By definition, the word toxic refers to something extremely harmful, harsh, or even poisonous. It doesn’t take much more than a quick google search to see the word toxic in relation to family members. My question is; how did we get to this view? And can it be doing more harm than good when it comes to self-care, growth and being at peace in one’s life?

This blog aims to shed light on a different viewpoint toward ‘toxic’ family members and will hopefully act as a tool for self-reflection and a step closer toward inner-peace.

There is no denying that serious offences and issues, including abuse and abusive behaviour may take place within a family unit. However, at times we must go beyond blaming and look inward to understand why we are seeking the need to label a family member as toxic, and more so, why the trend seems to lean toward cutting out family members and never looking back.

It is important to take time to reflect on whether cutting a family member out of your life truly solves the emotions being experienced. After the person is gone, in life and in death, does the pain and frustration leave with them? Or does the anger linger and never find a place to settle? Could it be that a ‘toxic’ family member’s actions are stemming from their own flaws and unresolved issues?

This is not to say that the pain caused by certain behaviours or patterns is not real. Families are made up of individuals; individuals who go through crises, mental health episodes, addictions, loss and so much more. Yet, do we really want to believe that labelling a person as toxic, harmful, poisonous, will bring any inner-peace to ourselves?

From my own experience, I have learnt that while certain behaviours cause pain and are far from acceptable, the person behind them are fighting their own harsh battle and may still be good, loving family members at their core. At times, we are not ready to embark on the journey of self-growth, reflection or therapy, and we may need distance from those around us, even from family. It is ok to not accept a family member’s behaviour, to need distance, and to love them at the same time.

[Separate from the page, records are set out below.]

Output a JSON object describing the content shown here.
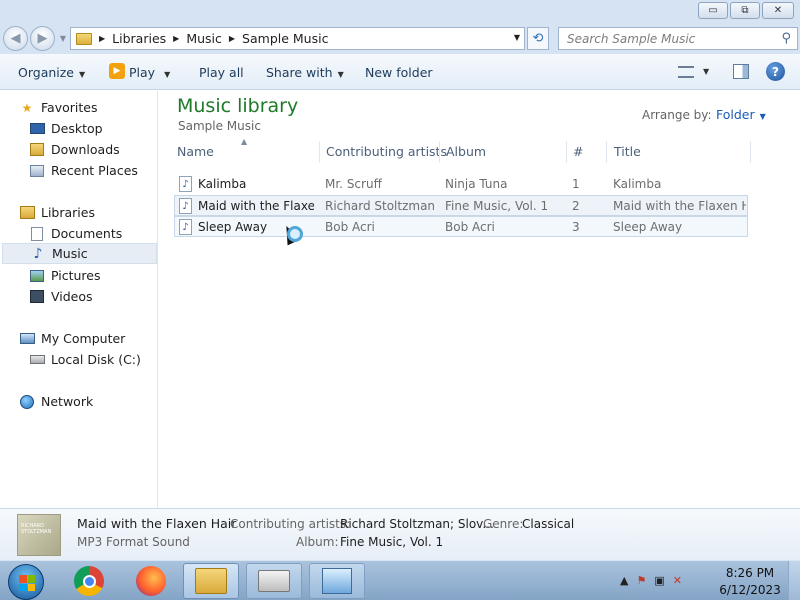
{
  "window": {
    "buttons": {
      "minimize": "▭",
      "maximize": "⧉",
      "close": "✕"
    }
  },
  "nav": {
    "back_glyph": "◀",
    "forward_glyph": "▶",
    "breadcrumbs": [
      "Libraries",
      "Music",
      "Sample Music"
    ],
    "search_placeholder": "Search Sample Music"
  },
  "toolbar": {
    "organize": "Organize",
    "play": "Play",
    "play_all": "Play all",
    "share_with": "Share with",
    "new_folder": "New folder"
  },
  "sidebar": {
    "favorites": "Favorites",
    "desktop": "Desktop",
    "downloads": "Downloads",
    "recent_places": "Recent Places",
    "libraries": "Libraries",
    "documents": "Documents",
    "music": "Music",
    "pictures": "Pictures",
    "videos": "Videos",
    "my_computer": "My Computer",
    "local_disk": "Local Disk (C:)",
    "network": "Network"
  },
  "main": {
    "title": "Music library",
    "subtitle": "Sample Music",
    "arrange_by_label": "Arrange by:",
    "arrange_by_value": "Folder",
    "columns": [
      "Name",
      "Contributing artists",
      "Album",
      "#",
      "Title"
    ],
    "rows": [
      {
        "name": "Kalimba",
        "artist": "Mr. Scruff",
        "album": "Ninja Tuna",
        "num": "1",
        "title": "Kalimba"
      },
      {
        "name": "Maid with the Flaxe...",
        "artist": "Richard Stoltzman...",
        "album": "Fine Music, Vol. 1",
        "num": "2",
        "title": "Maid with the Flaxen H..."
      },
      {
        "name": "Sleep Away",
        "artist": "Bob Acri",
        "album": "Bob Acri",
        "num": "3",
        "title": "Sleep Away"
      }
    ]
  },
  "details": {
    "file_name": "Maid with the Flaxen Hair",
    "file_type": "MP3 Format Sound",
    "artists_label": "Contributing artists:",
    "artists_value": "Richard Stoltzman; Slov...",
    "genre_label": "Genre:",
    "genre_value": "Classical",
    "album_label": "Album:",
    "album_value": "Fine Music, Vol. 1",
    "thumb_text": "RICHARD STOLTZMAN"
  },
  "taskbar": {
    "time": "8:26 PM",
    "date": "6/12/2023",
    "tray_arrow": "▲"
  },
  "colors": {
    "accent": "#1e7a28",
    "link": "#1c5bb6",
    "taskbar": "#84a4c6"
  }
}
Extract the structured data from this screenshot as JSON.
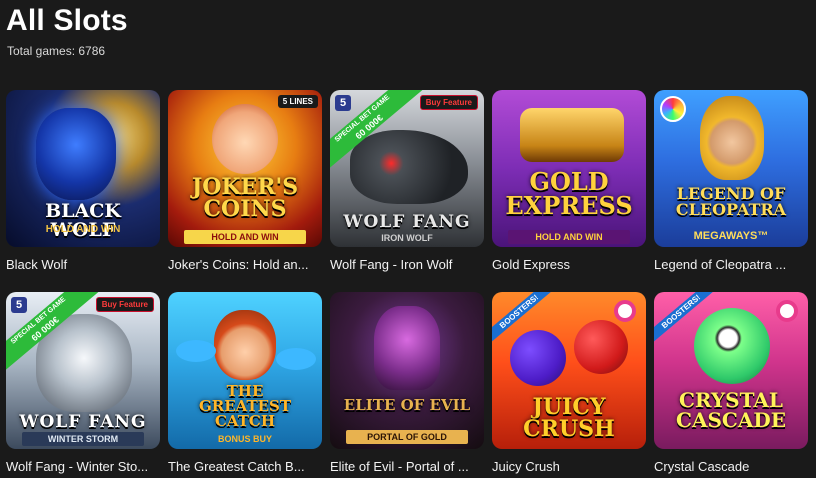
{
  "header": {
    "title": "All Slots",
    "total": "Total games: 6786"
  },
  "games": [
    {
      "name": "Black Wolf",
      "logo": "BLACK WOLF",
      "sub": "HOLD AND WIN"
    },
    {
      "name": "Joker's Coins: Hold an...",
      "logo": "JOKER'S COINS",
      "sub": "HOLD AND WIN",
      "corner": "5 LINES"
    },
    {
      "name": "Wolf Fang - Iron Wolf",
      "logo": "WOLF FANG",
      "sub": "IRON WOLF",
      "ribbon_top": "SPECIAL BET GAME",
      "ribbon_bottom": "60 000€",
      "corner": "Buy Feature",
      "badge": "5"
    },
    {
      "name": "Gold Express",
      "logo": "GOLD EXPRESS",
      "sub": "HOLD AND WIN"
    },
    {
      "name": "Legend of Cleopatra ...",
      "logo": "LEGEND OF CLEOPATRA",
      "sub": "MEGAWAYS™"
    },
    {
      "name": "Wolf Fang - Winter Sto...",
      "logo": "WOLF FANG",
      "sub": "WINTER STORM",
      "ribbon_top": "SPECIAL BET GAME",
      "ribbon_bottom": "60 000€",
      "corner": "Buy Feature",
      "badge": "5"
    },
    {
      "name": "The Greatest Catch B...",
      "logo": "THE GREATEST CATCH",
      "sub": "BONUS BUY"
    },
    {
      "name": "Elite of Evil - Portal of ...",
      "logo": "ELITE OF EVIL",
      "sub": "PORTAL OF GOLD"
    },
    {
      "name": "Juicy Crush",
      "logo": "JUICY CRUSH",
      "boost": "BOOSTERS!"
    },
    {
      "name": "Crystal Cascade",
      "logo": "CRYSTAL CASCADE",
      "boost": "BOOSTERS!"
    }
  ],
  "colors": {
    "background": "#1a1a1a",
    "ribbon": "#2dbb3a",
    "buy_feature": "#c8102e"
  }
}
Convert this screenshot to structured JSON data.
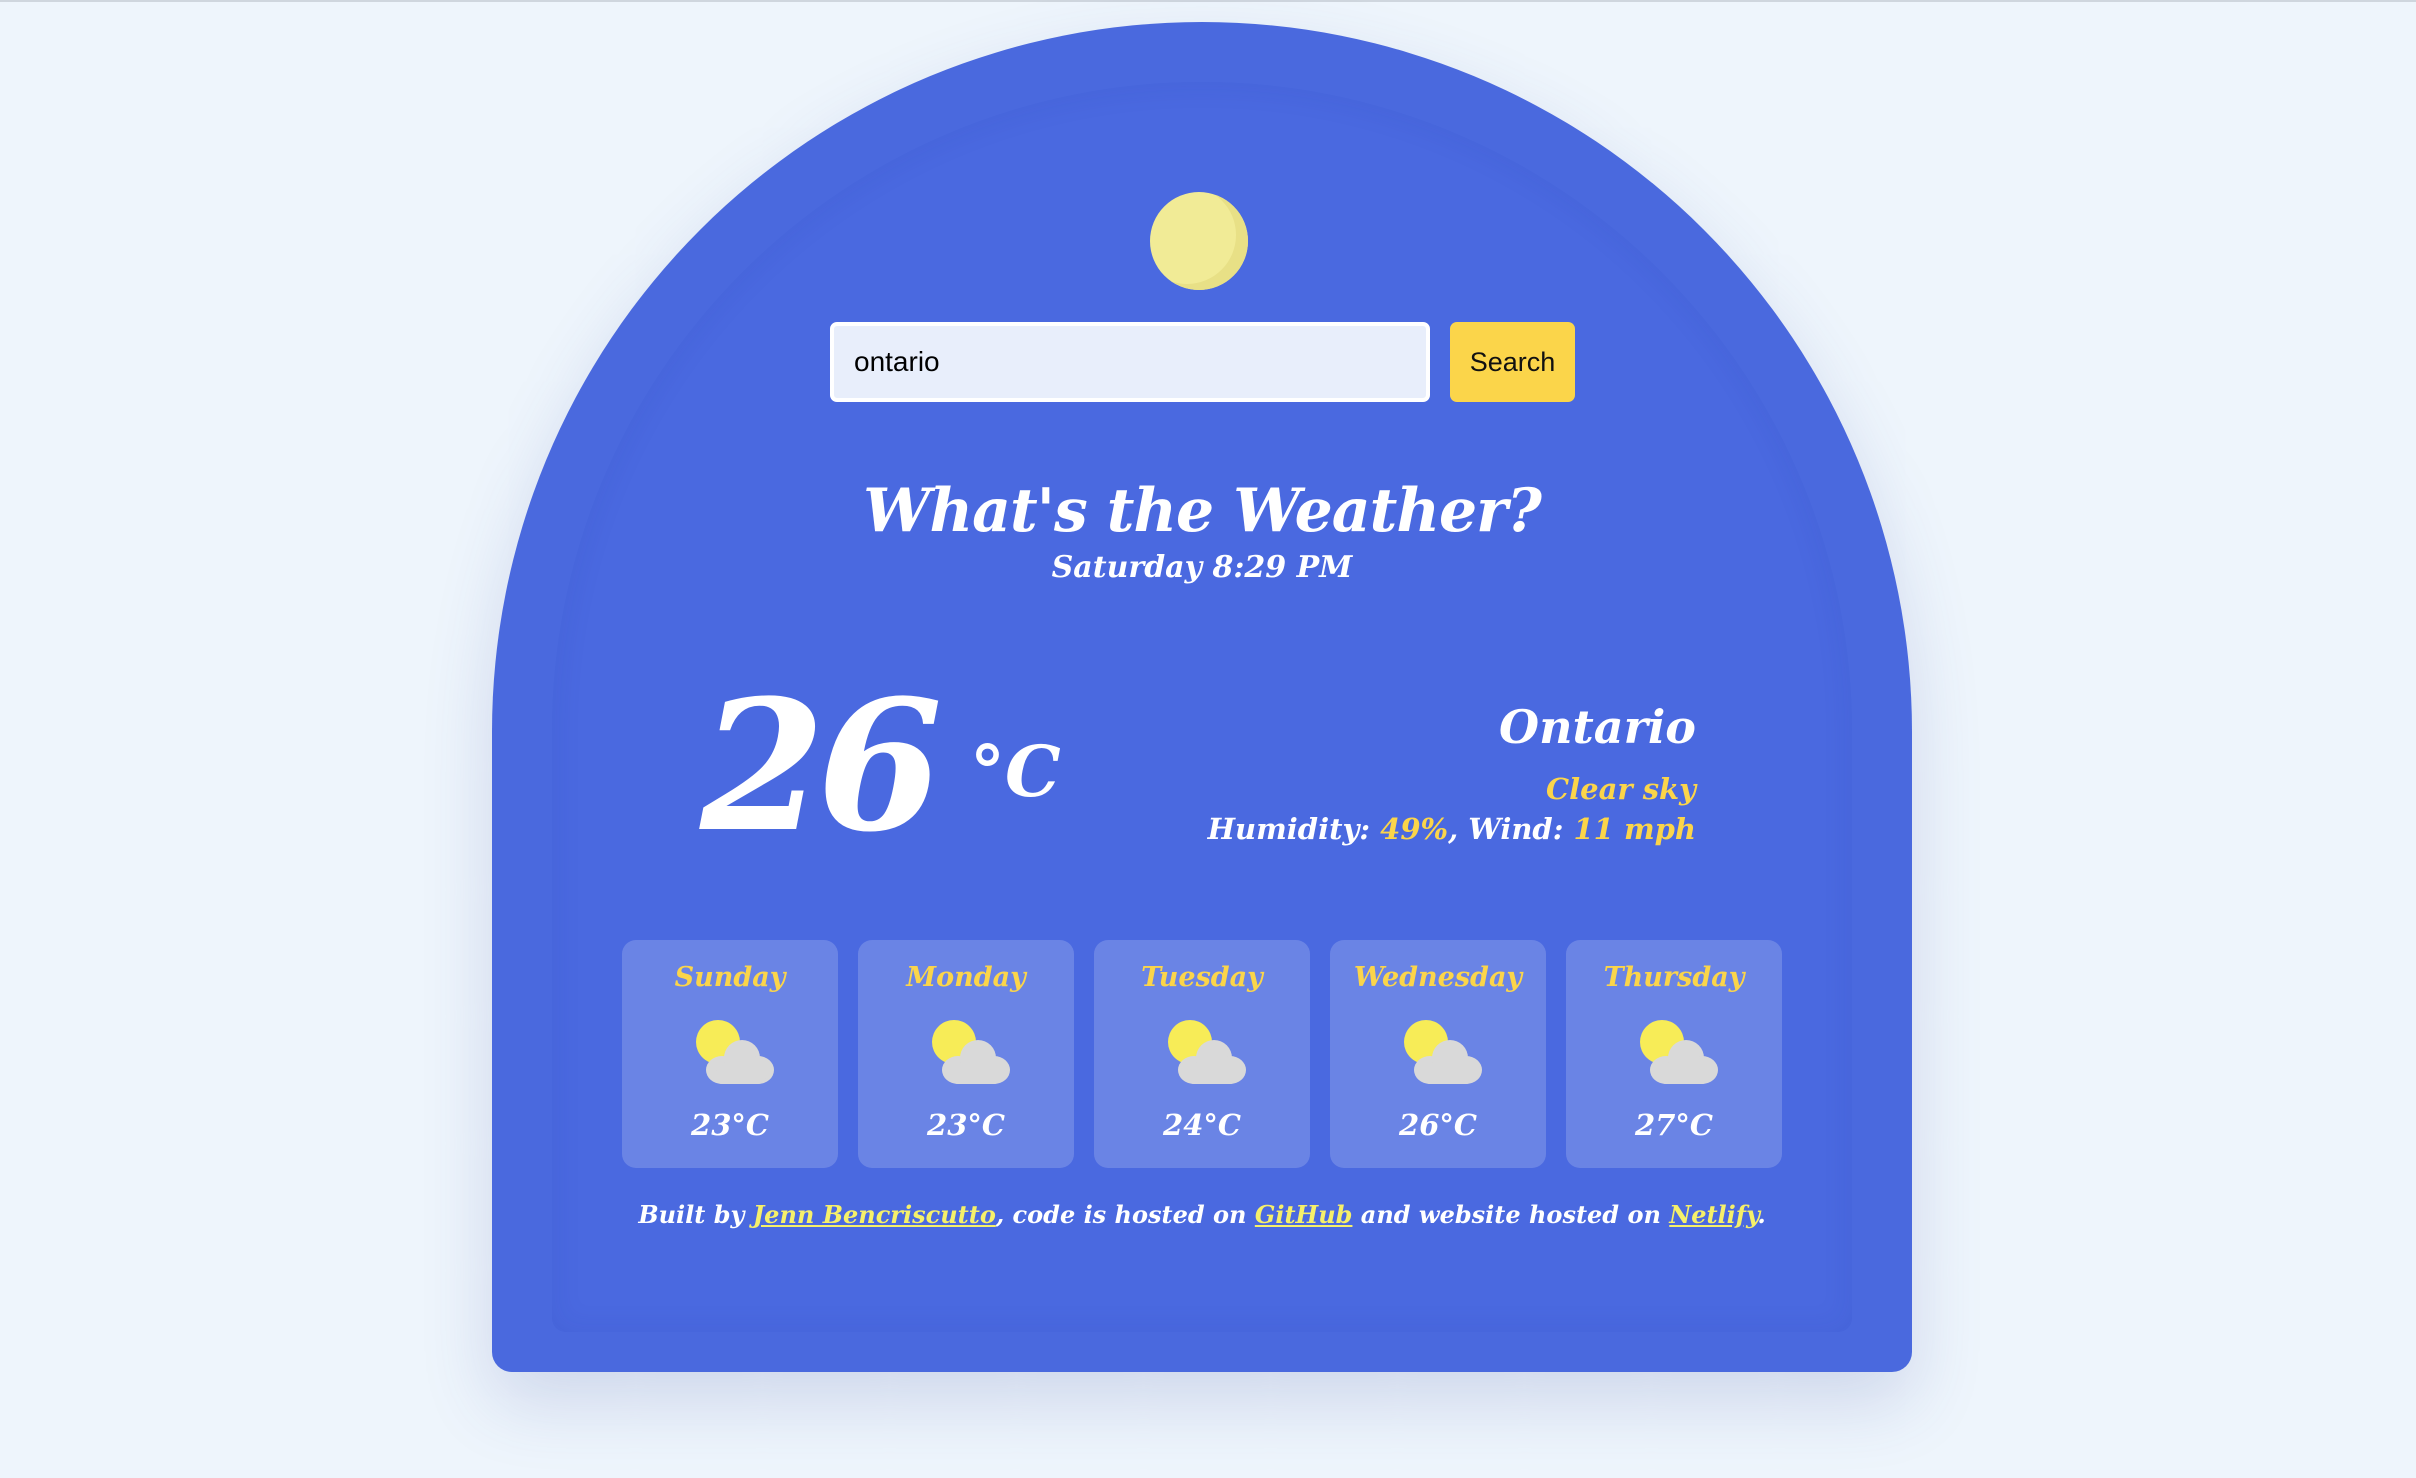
{
  "search": {
    "value": "ontario",
    "button_label": "Search"
  },
  "header": {
    "title": "What's the Weather?",
    "datetime": "Saturday 8:29 PM"
  },
  "current": {
    "temperature": "26",
    "unit": "°C",
    "city": "Ontario",
    "description": "Clear sky",
    "humidity_label": "Humidity: ",
    "humidity_value": "49%",
    "wind_label": ", Wind: ",
    "wind_value": "11 mph"
  },
  "forecast": [
    {
      "day": "Sunday",
      "temp": "23°C",
      "icon": "partly-cloudy-icon"
    },
    {
      "day": "Monday",
      "temp": "23°C",
      "icon": "partly-cloudy-icon"
    },
    {
      "day": "Tuesday",
      "temp": "24°C",
      "icon": "partly-cloudy-icon"
    },
    {
      "day": "Wednesday",
      "temp": "26°C",
      "icon": "partly-cloudy-icon"
    },
    {
      "day": "Thursday",
      "temp": "27°C",
      "icon": "partly-cloudy-icon"
    }
  ],
  "footer": {
    "prefix": "Built by ",
    "author_link": "Jenn Bencriscutto",
    "middle1": ", code is hosted on ",
    "github_link": "GitHub",
    "middle2": " and website hosted on ",
    "netlify_link": "Netlify",
    "suffix": "."
  },
  "colors": {
    "background": "#eef5fc",
    "card": "#4a69de",
    "accent": "#fbd54a",
    "moon": "#f1eb96",
    "link": "#f6f06a"
  }
}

Everybody should feel safe within their own home, and should take steps toward finding this safety. Sometimes, we think this safety may come from acting out, getting far away from some people, and placing labels such as ‘toxic’. Yet, when the angry words have been said and the distance has been set, are the scars created from all the experiences not still visible and painful? Are we not still wounded, carrying around the heaviness on our shoulders?

As challenging as the thought may be when you are hurting, true inner-peace relies on our own growth and our own effort. It relies on understanding how our beliefs and actions may have also played a damaging role in our own sense of safety, on finding ways to learn from our family’s past and from our own past, in order to create a more serene present and a brighter, healthier future generation.

While therapy is truly and ideal space to reflect and heal from these scars, it is not always the right time in one’s life to embark on a therapeutic journey. So, if you do not yet feel ready to take the step, just start by reflecting, and being open to the possibility of different routes toward finding safety and inner-peace before deciding to live the rest of your life by the mantra of ‘my family is toxic’

Michaela Pace is a Psychology graduate from the University of Malta. She has worked with children and adolescents within the social sector and currently works as a Triage Officer and Volunteer Manager within Willingness Team, while pursuing a Masters in Gestalt Psychotherapy.